- Tr*mp has been a good wake up call. Too many people are dead, families separated, human rights threatened for women, trans folks, people of color to claim this as good. At the same time, this disaster has given us a much clearer picture of the forces in our nation that have been lurking just below the surface. As our nation slides toward fascism, this lack of pretense has emboldened some of these forces toward violent action against people of color, women, LGBTQ folks, Muslims and Jews. At the same time, it is useful that some more privileged folks no longer can pretend everything is okay.
- With Kavanaugh on the Supreme Court we’re screwed. Yes, this is bad. But the GOP has shown us that the Supreme Court doesn’t have the final word. In spite of Roe v. Wade being the law of the land, they have managed to restrict abortion rights across the board, by leveraging their power with state and national lawmakers. Whatever the Supreme Court rules, we will have to fight, at the ballot box, and on the ground.
- If we can’t flip congress in these midterms, all hope is lost. We are in a battle for this nation, and for the future of our planet at every level. The stakes are high, and the losses are brutal. But we can’t give up, even when we have setbacks. Because if we CAN flip congress, it’ll put a critical check on Tr*mp’s power, and begin the electoral backlash to the backlash. If not in 2018, then in 2020, and meanwhile, our movements–although fatigued–need to keep up the fight.

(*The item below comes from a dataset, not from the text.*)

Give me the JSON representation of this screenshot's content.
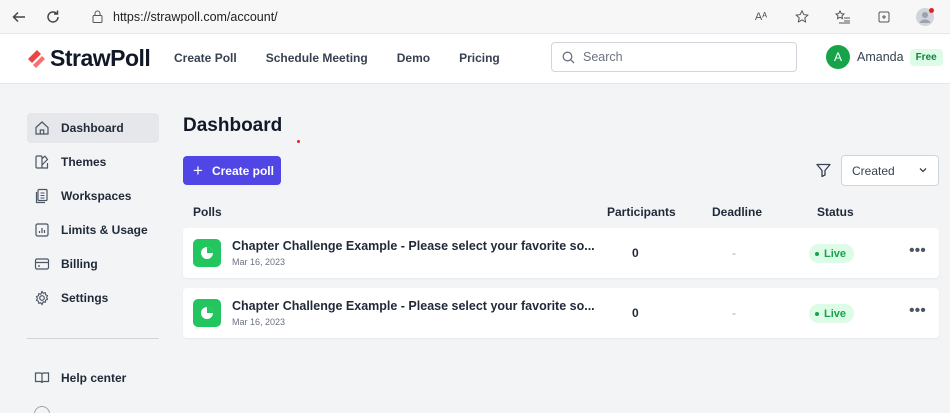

- We don’t have the numbers to elect progressives in the red states. Steve Phillips has crunched the numbers in his book Brown Is the New White: How the Demographic Revolution Has Created a New American Majority. According to his research, a coalition of people of color and progressive whites can win any election in the nation. The key isn’t for Democrats to pursue “swing” voters, but to take progressives stand that capture the POC and progressive voters who sit elections out when the Democrats get conservative and don’t speak to their issues. But the Democrats need to shift from their business-as-usual of big donors and TV ads, and take a strong community organizing approach, which has proven effective time and again. As Democracy In Color‘s Aimee Allison put it, “In 2016, Democrats spent 75% of their billion dollar war chest going after white moderate and conservative voters—and we know how that turned out … Our swing vote isn’t from red to blue, our swing vote is from non-voter to voter.” And even as Dems are slow to heed the call, progressive and POC organizations are standing up to make sure everyone’s vote is counted.
Our lives depend on it. Our planet depends on it. Vote November 6th.